Greek Orthodox Church
The name Greek Orthodox Church (Greek: Ἑλληνορθόδοξη Ἐκκλησία, Ellinorthódoxi Ekklisía, IPA: [elinorˈθoðoksi ekliˈsia]), or Greek Orthodoxy, is a term referring to the body of several churches within the larger communion of Eastern Orthodox Christianity, whose liturgy is or was traditionally conducted in Koine Greek, the original language of the Septuagint and the New Testament. Its history, traditions, and theology are rooted in the early Church Fathers and the culture of the Byzantine Empire. Greek Orthodox Christianity has also traditionally placed strong emphasis on and awarded high prestige to traditions of Eastern Orthodox monasticism and asceticism, with origins in Early Christianity in the Near East and in Byzantine Anatolia.
Historically, the term "Greek Orthodox" has been used to describe all Eastern Orthodox churches in general, since "Greek" in "Greek Orthodox" can refer to the heritage of the Byzantine Empire. During the first eight centuries of Christian history, most major intellectual, cultural, and social developments in the Christian Church took place within the Empire or in the sphere of its influence, where the Greek language was widely spoken and used for most theological writings. Over time, most parts of the liturgy, traditions, and practices of the church of Constantinople were adopted by all, and these still provide the basic patterns of contemporary Orthodoxy. Thus, the Eastern Church came to be called "Greek" Orthodox in the same way that the Western Church is called "Roman" Catholic. However, the appellation "Greek" was abandoned by the Slavic and other Eastern Orthodox churches in connection with their peoples' national awakenings, from as early as the 10th century A.D. Thus, in the early 21st century, generally only those churches that are most closely tied to Greek or Byzantine culture are called "Greek Orthodox".
The Greek Orthodox churches are descended from churches which the Apostles founded in the Balkans and the Middle East during the first century A.D., as well as maintenance of many ancient church traditions. Orthodox churches, unlike the Catholic Church, have no single Supreme Pontiff, or Bishop (see also: Pontifex maximus), and hold the belief that Christ is the head of the Church.

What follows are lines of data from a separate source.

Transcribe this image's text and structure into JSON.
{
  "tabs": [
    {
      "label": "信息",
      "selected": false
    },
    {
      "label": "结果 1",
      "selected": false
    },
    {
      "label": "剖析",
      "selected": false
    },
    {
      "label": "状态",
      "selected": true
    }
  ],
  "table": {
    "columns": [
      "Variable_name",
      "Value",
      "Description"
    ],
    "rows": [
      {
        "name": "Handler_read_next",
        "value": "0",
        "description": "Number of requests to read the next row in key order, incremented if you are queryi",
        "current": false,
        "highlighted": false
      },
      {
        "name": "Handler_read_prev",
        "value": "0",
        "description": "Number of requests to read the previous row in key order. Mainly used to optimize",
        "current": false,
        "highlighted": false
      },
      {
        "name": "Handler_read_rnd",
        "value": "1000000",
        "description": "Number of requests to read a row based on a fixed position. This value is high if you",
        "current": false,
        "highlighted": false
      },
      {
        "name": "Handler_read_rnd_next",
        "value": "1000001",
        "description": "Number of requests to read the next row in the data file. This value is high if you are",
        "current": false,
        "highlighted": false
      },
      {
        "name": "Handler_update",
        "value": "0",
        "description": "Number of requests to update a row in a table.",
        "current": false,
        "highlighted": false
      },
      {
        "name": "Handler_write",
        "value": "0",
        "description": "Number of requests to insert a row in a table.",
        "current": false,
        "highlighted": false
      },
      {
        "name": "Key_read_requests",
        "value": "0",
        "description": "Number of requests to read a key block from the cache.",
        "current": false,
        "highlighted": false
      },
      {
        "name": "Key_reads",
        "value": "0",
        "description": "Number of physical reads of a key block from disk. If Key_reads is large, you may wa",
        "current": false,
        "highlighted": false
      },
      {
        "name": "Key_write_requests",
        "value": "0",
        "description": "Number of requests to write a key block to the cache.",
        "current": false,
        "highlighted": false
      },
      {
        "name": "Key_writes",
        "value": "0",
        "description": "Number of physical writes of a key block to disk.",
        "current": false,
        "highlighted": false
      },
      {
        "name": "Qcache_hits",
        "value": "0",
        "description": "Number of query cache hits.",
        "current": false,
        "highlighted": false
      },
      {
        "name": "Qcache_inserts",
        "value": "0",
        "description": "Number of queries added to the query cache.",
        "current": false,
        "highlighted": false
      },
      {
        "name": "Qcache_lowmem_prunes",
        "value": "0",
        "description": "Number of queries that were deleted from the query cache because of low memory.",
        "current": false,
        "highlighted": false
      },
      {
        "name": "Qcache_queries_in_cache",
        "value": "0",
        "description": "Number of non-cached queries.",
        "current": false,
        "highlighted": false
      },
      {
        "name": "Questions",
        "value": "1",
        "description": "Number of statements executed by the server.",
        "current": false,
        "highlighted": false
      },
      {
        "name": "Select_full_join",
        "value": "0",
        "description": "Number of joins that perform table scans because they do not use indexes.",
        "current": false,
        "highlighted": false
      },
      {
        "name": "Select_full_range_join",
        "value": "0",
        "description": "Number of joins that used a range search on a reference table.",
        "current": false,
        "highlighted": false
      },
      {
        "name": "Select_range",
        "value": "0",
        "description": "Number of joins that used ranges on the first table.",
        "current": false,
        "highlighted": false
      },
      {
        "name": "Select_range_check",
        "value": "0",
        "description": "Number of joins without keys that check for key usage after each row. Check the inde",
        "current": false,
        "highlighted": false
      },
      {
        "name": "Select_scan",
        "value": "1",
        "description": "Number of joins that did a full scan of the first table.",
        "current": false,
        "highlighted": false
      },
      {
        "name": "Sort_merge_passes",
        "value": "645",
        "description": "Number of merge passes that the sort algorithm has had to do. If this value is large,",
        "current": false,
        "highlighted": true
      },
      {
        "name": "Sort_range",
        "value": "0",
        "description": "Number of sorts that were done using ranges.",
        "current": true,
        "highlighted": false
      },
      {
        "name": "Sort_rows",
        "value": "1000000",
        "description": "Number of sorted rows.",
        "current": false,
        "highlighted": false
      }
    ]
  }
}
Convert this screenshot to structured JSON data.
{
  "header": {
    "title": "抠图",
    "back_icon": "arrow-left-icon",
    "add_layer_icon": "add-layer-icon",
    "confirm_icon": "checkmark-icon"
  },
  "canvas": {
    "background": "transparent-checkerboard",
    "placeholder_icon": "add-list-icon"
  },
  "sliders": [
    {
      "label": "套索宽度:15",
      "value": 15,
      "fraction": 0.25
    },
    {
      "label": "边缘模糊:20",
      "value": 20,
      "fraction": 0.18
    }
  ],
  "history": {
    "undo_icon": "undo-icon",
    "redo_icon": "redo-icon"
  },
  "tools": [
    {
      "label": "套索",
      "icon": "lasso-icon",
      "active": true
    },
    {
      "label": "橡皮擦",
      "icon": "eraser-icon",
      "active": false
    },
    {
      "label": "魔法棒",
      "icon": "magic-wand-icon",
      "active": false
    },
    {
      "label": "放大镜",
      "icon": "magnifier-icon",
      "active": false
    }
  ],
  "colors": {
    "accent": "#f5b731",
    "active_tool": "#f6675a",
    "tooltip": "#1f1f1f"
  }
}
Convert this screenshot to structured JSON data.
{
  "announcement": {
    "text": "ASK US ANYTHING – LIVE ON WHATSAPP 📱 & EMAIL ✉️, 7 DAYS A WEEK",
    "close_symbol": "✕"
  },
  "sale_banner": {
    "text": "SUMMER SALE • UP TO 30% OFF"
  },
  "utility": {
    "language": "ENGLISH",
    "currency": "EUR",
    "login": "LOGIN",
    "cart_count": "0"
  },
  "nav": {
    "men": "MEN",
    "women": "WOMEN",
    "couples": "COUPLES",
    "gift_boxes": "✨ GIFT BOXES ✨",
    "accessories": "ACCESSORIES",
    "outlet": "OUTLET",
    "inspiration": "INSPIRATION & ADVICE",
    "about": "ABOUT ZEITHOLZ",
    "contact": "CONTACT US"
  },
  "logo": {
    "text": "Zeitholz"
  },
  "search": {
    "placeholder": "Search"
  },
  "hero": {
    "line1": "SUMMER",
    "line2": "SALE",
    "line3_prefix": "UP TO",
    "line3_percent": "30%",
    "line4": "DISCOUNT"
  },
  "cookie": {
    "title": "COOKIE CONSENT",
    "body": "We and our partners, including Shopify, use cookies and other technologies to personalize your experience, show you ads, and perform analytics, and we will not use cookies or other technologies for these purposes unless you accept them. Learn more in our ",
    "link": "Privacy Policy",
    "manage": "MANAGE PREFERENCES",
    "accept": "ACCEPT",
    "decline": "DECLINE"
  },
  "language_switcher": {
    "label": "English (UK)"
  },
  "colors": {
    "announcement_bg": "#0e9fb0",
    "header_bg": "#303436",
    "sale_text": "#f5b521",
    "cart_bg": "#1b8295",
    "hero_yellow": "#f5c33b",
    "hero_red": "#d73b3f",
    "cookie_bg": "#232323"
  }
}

However, they are each governed by a committee of Bishops, called the Holy Synod, with one central Bishop holding the honorary title of "first among equals".
Greek Orthodox churches are united in communion with each other, as well as with the other Eastern Orthodox Churches. The Orthodox hold a common doctrine and a common form of worship, and they see themselves not as separate churches but as administrative units of one single Church. They are notable for their extensive tradition of iconography (see also: Byzantine art), for their veneration of the Mother of God and the Saints, and for their use of the Divine Liturgy on Sundays, which is a standardized worship service dating back to the fourth century A.D. in its current form. The most commonly used Divine Liturgy of the Orthodox Church was written by Saint John Chrysostom (347–407 A.D.). Others are attributed to St. Basil the Great, St. James, the Brother of God and St. Gregory the Dialogist.
The current territory of the Greek Orthodox churches more or less covers the areas in the Balkans, Anatolia, and the Eastern Mediterranean that used to be a part of the Byzantine Empire. The majority of Greek Orthodox Christians live within Greece and elsewhere in the southern Balkans including Albania, but also in Jordan, the Palestinian territories, Iraq, Syria, Lebanon, Cyprus, Anatolia, European Turkey, and the South Caucasus. In addition, due to the large Greek diaspora, there are many Greek Orthodox Christians who live in North America and Australia. Orthodox Christians in Finland, who compose about 1% of the population, are also under the jurisdiction of a Greek Orthodox Church (the Ecumenical Patriarchate).
There are also many Greek Orthodox Christians, with origins dating back to the Byzantine and Ottoman periods, who are of Arabic-speaking or mixed Greek and Arabic-speaking ancestry and live in southern Turkey, Israel, Palestine, Iraq, Syria, Lebanon, Jordan, and Egypt. They attend churches which conduct their services in Arabic, the common language of most Greek Orthodox believers in the Levant, while at the same time maintaining elements of the Byzantine Greek cultural tradition.
Ethnic Greeks in Russia and Greeks in Ukraine, as well as Pontic Greeks and Caucasus Greeks from the former Russian Transcaucasus, often consider themselves both Greek Orthodox and Russian Orthodox, which is consistent with the Orthodox faith (since Orthodoxy is the same across ethnic boundaries). Thus, they may attend services held in Old Russian and Old Church Slavonic, without this in any way undermining their Orthodox faith or distinct Greek ethnic identity. Over the centuries, these Pontic Greek-speaking Greek Orthodox communities have mixed through intermarriage in varying degrees with ethnic Russians and other Orthodox Christians from mainly Southern Russia, where most of them settled between the Middle Ages and early 19th century.